Search the entries for lines that contain the word "JSON", and report each one found.
[DATA EXCERPTS]
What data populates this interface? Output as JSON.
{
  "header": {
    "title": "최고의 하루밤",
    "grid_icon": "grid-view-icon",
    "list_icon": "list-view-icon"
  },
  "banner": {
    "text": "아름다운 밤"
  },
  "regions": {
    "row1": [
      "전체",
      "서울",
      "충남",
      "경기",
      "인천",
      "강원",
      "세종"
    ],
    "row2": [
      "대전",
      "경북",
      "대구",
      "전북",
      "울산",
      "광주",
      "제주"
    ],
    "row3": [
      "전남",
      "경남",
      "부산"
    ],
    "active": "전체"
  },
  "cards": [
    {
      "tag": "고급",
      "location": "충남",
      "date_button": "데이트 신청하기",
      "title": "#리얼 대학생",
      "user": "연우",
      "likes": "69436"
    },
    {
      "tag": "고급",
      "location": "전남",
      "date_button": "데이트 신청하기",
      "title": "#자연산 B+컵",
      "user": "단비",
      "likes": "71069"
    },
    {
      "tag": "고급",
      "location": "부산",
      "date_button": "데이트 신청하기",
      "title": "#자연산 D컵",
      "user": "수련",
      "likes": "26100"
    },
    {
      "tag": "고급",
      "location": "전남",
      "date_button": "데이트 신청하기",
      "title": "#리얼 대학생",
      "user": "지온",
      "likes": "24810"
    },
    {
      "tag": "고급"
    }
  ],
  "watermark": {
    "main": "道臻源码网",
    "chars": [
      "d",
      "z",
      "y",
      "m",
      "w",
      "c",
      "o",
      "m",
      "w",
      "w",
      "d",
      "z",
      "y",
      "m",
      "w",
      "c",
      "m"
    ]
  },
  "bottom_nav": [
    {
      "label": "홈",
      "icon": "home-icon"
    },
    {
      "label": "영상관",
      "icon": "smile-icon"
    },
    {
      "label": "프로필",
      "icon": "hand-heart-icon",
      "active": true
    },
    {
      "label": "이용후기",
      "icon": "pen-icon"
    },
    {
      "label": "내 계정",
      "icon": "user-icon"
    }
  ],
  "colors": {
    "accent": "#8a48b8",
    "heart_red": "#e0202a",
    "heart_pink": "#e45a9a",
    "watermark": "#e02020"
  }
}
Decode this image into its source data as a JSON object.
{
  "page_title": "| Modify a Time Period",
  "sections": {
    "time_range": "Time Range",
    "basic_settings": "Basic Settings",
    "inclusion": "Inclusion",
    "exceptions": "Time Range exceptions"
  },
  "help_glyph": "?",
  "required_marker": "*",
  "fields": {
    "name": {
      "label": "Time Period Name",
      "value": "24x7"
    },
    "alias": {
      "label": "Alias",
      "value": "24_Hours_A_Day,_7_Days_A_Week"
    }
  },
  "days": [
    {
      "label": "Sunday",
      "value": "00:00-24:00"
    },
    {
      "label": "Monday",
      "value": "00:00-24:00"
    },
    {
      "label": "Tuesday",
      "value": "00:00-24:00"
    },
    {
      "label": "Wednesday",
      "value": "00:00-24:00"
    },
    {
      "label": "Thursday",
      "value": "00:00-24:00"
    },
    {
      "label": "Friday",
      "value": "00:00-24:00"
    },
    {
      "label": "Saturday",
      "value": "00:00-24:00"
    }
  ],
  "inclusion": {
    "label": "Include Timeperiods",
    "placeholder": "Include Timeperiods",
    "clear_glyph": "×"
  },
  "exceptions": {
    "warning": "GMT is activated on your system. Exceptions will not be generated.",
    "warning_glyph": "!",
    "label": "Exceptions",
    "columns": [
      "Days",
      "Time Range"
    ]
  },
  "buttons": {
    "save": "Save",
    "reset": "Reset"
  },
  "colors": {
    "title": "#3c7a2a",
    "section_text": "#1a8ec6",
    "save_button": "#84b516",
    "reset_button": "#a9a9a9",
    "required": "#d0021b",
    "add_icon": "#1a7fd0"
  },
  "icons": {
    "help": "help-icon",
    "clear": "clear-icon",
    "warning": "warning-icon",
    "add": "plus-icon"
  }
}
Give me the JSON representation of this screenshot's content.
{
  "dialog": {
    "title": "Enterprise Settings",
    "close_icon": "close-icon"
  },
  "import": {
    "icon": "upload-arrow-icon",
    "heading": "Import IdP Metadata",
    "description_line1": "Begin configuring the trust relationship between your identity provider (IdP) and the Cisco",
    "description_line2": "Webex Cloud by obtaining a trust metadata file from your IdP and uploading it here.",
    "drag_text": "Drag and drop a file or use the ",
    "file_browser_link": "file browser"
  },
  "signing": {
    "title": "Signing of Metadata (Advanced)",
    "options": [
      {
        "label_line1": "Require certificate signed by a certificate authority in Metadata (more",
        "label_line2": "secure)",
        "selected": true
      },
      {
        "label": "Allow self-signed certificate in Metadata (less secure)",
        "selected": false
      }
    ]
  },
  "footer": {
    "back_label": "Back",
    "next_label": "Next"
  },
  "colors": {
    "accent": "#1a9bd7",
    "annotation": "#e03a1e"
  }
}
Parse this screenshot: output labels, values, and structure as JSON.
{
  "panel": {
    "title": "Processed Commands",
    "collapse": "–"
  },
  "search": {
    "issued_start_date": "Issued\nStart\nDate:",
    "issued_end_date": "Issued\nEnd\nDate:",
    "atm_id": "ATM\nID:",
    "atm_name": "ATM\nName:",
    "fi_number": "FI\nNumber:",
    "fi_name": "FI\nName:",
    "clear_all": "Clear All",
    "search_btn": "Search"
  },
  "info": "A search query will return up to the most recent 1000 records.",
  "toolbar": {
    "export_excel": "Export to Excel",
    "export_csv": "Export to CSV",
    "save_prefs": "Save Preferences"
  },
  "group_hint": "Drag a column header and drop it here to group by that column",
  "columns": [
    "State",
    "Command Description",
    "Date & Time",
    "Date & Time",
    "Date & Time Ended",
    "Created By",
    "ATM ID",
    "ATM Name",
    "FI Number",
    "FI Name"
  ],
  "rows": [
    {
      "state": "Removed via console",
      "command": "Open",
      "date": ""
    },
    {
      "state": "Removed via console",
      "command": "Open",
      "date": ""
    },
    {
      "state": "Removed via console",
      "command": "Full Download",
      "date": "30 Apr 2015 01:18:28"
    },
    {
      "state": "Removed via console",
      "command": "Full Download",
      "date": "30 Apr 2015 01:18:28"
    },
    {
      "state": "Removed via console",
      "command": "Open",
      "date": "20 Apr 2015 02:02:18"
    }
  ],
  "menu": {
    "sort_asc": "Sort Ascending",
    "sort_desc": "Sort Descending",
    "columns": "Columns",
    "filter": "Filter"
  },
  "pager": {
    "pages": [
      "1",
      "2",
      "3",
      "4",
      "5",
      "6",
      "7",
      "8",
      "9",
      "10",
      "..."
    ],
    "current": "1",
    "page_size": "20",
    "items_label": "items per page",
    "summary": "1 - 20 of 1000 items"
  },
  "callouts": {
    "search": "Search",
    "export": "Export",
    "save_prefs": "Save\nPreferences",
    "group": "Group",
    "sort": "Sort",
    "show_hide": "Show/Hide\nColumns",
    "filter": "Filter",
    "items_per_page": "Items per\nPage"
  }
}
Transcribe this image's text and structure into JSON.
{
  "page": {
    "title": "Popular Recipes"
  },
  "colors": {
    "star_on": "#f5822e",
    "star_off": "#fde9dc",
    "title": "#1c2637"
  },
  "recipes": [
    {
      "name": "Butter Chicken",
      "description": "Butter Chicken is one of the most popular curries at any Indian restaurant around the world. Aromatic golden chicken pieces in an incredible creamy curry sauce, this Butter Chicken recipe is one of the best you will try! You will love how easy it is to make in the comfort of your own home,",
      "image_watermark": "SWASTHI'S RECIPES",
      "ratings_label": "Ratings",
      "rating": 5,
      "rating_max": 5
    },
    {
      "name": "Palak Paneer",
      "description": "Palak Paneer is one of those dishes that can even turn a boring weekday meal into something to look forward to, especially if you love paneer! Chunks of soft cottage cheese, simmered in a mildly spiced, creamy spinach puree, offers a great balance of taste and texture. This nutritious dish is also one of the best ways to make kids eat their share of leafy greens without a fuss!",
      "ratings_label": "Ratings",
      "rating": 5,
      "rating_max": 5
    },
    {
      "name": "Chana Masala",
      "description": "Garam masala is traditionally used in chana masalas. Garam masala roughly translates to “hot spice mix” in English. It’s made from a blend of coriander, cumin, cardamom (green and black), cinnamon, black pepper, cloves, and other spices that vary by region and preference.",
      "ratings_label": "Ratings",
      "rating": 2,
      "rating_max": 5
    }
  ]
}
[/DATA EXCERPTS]
EXERCISE SOLUTION —
What data populates this interface? Output as JSON.
Decode this image into its source data as a JSON object.
Give me the JSON representation of this screenshot's content.
Parse this screenshot: output labels, values, and structure as JSON.
Transcribe this image's text and structure into JSON.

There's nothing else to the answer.